**Task instructions:**
Show, in full, each line of the data that contains "Intelligence".

**Excerpted records:**
- - -

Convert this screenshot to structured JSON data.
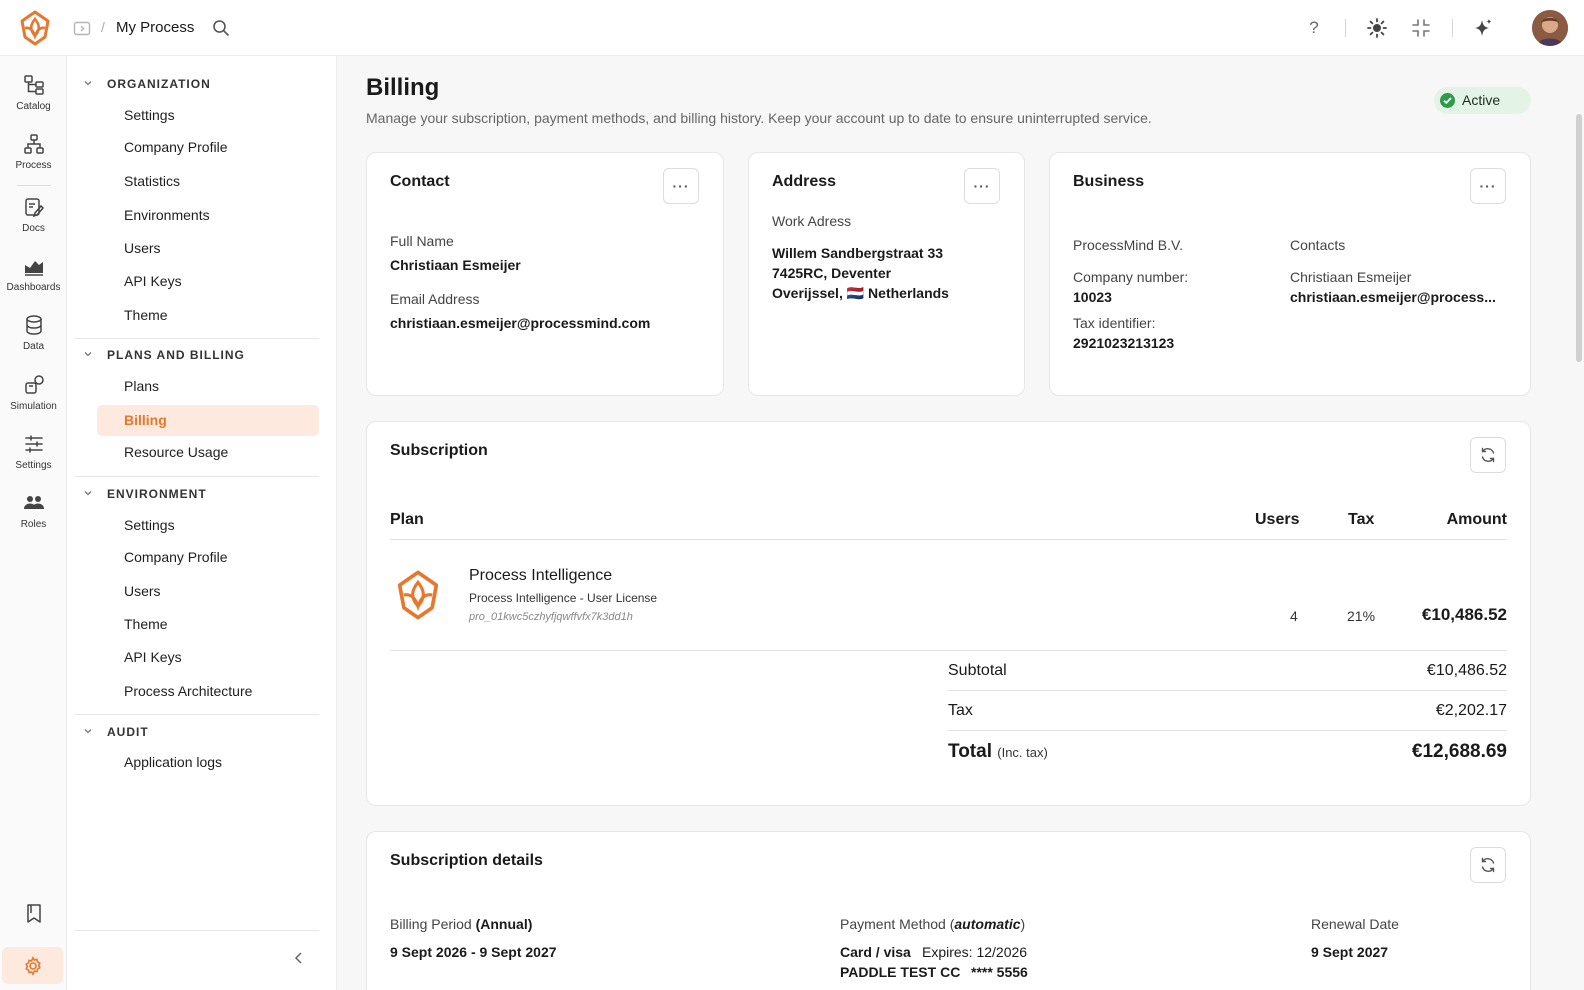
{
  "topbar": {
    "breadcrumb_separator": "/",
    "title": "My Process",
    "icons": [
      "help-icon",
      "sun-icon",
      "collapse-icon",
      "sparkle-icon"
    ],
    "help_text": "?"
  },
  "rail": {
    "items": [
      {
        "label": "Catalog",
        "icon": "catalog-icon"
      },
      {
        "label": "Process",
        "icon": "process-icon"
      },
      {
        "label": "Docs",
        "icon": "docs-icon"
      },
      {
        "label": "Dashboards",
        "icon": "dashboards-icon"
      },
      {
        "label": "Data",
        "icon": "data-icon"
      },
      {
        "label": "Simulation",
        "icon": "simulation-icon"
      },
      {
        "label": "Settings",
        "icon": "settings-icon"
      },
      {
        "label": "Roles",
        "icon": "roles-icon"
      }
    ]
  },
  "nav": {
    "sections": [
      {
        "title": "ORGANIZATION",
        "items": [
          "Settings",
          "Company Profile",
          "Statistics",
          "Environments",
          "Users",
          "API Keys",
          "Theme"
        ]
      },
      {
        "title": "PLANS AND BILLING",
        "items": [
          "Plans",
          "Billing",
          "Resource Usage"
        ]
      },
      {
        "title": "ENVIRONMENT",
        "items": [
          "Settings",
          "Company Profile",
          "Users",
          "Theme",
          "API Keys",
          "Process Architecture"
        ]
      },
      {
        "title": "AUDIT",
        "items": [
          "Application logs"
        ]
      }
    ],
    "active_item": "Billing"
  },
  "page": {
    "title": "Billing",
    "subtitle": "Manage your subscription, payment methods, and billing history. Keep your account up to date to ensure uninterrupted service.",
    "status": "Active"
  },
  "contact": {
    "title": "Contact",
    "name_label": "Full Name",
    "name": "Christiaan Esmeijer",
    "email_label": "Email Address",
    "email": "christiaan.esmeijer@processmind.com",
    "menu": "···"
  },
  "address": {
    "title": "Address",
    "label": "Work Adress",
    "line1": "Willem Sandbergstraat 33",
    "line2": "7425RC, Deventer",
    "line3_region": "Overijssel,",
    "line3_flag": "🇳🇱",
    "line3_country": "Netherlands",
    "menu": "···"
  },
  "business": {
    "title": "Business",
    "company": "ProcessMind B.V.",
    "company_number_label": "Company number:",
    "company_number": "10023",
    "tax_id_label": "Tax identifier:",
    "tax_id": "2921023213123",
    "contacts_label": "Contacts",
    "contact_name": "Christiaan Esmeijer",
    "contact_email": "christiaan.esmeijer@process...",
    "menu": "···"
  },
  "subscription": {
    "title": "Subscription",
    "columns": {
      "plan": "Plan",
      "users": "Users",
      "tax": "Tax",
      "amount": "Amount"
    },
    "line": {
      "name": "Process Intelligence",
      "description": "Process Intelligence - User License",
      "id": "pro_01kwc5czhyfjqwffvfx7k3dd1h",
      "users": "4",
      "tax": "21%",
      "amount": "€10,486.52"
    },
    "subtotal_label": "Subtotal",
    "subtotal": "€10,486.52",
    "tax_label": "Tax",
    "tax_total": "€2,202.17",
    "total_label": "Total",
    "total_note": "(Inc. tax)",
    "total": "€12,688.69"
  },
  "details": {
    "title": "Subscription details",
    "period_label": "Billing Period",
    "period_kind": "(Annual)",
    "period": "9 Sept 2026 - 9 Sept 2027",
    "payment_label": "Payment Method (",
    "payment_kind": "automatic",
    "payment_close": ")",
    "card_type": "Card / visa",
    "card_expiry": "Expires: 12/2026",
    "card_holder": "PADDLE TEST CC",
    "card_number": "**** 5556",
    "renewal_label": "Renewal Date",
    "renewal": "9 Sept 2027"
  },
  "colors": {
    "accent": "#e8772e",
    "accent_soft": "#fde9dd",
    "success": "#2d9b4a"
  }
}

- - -

**Expected output:**
      "name": "Process Intelligence",
      "description": "Process Intelligence - User License",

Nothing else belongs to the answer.